▶ _Assigned task_:
Do any lines in the data below contain "value"? If so, copy every one of them.

▶ _Supplied data_:
Start of Block
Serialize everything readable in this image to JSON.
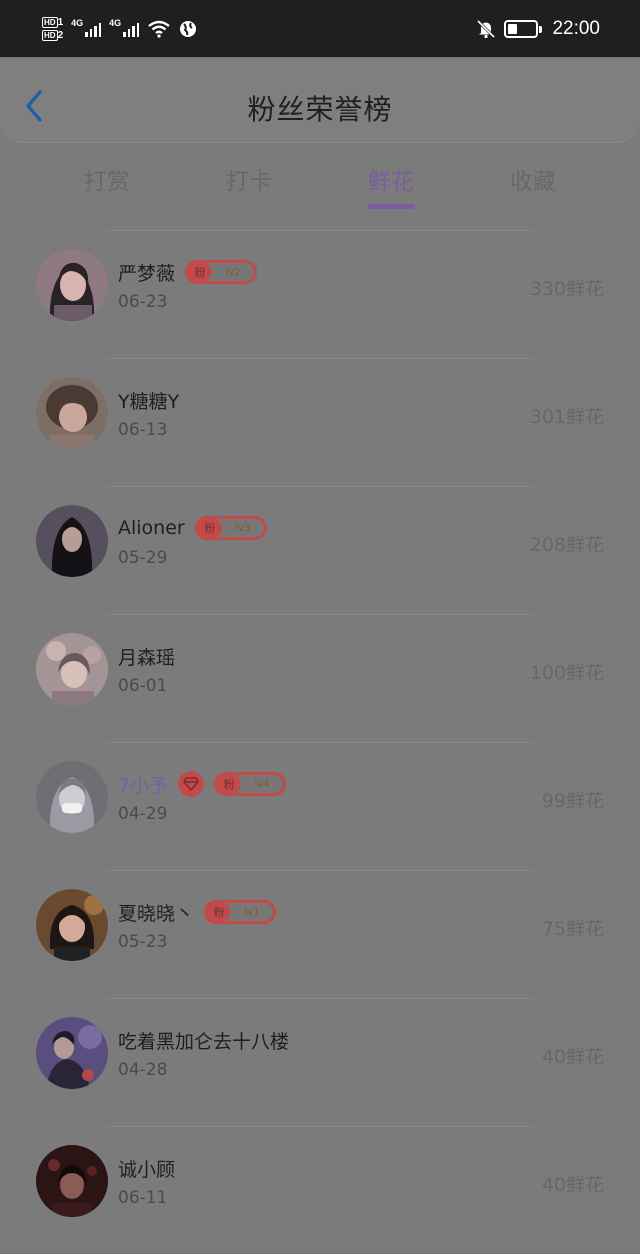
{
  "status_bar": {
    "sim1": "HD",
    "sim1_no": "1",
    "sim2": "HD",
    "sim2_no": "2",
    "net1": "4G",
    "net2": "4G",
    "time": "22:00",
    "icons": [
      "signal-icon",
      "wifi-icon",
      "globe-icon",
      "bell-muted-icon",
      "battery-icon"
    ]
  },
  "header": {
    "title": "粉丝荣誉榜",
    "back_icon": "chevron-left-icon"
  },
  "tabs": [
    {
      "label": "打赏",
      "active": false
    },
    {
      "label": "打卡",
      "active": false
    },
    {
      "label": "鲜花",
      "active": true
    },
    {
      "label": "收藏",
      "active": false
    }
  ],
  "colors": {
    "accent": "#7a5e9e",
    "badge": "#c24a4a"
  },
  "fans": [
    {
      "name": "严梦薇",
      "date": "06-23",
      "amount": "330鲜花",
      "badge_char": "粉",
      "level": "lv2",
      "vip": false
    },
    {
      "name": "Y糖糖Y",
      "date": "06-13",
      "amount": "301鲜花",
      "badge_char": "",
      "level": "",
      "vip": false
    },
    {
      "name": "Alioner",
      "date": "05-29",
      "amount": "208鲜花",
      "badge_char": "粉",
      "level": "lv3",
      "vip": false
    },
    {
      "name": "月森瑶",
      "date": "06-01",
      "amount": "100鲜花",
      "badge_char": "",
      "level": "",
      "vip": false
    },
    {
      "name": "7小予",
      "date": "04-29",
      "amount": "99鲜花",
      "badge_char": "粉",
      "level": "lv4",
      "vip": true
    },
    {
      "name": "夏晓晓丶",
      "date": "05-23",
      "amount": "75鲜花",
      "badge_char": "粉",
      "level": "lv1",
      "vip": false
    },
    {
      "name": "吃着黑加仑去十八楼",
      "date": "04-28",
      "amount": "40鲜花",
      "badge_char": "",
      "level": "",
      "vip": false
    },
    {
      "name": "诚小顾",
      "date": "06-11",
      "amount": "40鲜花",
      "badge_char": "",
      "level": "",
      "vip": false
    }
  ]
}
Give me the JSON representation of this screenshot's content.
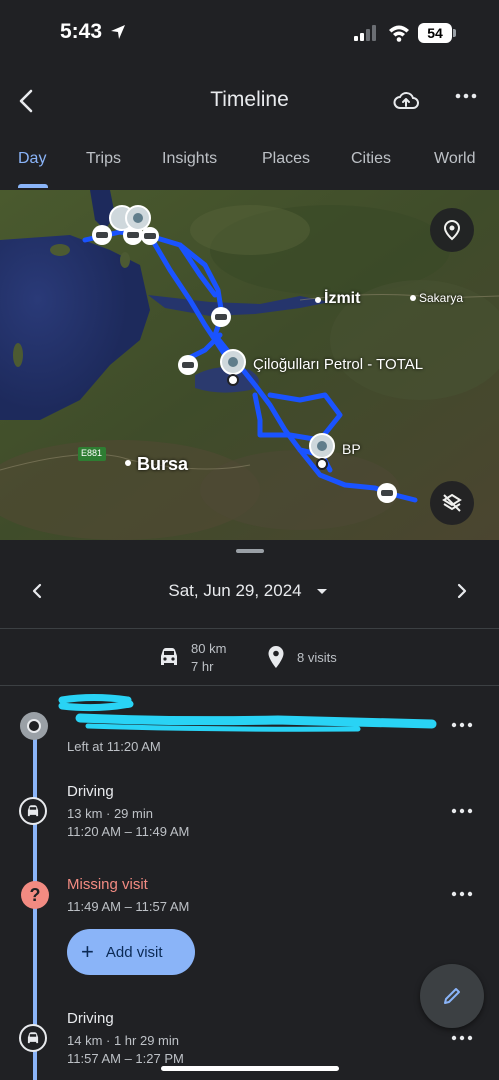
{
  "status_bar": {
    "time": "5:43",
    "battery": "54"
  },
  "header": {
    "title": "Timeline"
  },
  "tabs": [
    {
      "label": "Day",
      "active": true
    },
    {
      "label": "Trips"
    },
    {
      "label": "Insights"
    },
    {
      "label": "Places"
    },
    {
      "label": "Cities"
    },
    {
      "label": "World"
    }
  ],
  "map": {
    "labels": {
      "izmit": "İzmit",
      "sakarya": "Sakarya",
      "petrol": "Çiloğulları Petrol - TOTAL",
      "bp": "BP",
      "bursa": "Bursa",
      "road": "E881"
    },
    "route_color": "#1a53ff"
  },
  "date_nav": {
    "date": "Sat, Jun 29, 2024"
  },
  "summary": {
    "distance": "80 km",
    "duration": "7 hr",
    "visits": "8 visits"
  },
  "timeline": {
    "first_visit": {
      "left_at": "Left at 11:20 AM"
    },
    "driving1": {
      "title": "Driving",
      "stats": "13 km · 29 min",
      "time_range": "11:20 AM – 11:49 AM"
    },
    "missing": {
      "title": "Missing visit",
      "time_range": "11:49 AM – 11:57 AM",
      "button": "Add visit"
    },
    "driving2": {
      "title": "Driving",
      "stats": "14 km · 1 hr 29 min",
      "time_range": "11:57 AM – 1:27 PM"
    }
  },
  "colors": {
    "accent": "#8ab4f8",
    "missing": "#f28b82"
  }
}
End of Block
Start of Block
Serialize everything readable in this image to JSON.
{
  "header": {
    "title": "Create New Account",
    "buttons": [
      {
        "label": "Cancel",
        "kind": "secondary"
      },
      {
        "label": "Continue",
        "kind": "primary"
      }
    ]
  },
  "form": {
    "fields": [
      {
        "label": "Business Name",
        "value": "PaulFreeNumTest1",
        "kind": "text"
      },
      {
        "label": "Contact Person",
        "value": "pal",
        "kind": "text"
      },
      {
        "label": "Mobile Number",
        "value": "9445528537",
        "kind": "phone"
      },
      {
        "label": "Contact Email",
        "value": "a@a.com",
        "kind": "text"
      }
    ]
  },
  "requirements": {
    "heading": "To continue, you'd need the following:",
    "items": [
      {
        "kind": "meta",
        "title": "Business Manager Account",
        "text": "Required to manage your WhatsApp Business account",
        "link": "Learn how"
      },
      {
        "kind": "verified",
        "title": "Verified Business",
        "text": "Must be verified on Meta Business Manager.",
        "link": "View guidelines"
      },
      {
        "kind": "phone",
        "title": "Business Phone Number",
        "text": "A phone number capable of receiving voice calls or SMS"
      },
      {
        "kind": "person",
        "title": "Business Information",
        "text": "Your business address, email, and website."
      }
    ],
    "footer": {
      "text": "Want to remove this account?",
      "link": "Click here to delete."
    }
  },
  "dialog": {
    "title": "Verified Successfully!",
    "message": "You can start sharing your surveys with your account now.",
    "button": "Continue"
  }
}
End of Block
▶ _Response area_:
        "value": "PaulFreeNumTest1",
        "value": "pal",
        "value": "9445528537",
        "value": "a@a.com",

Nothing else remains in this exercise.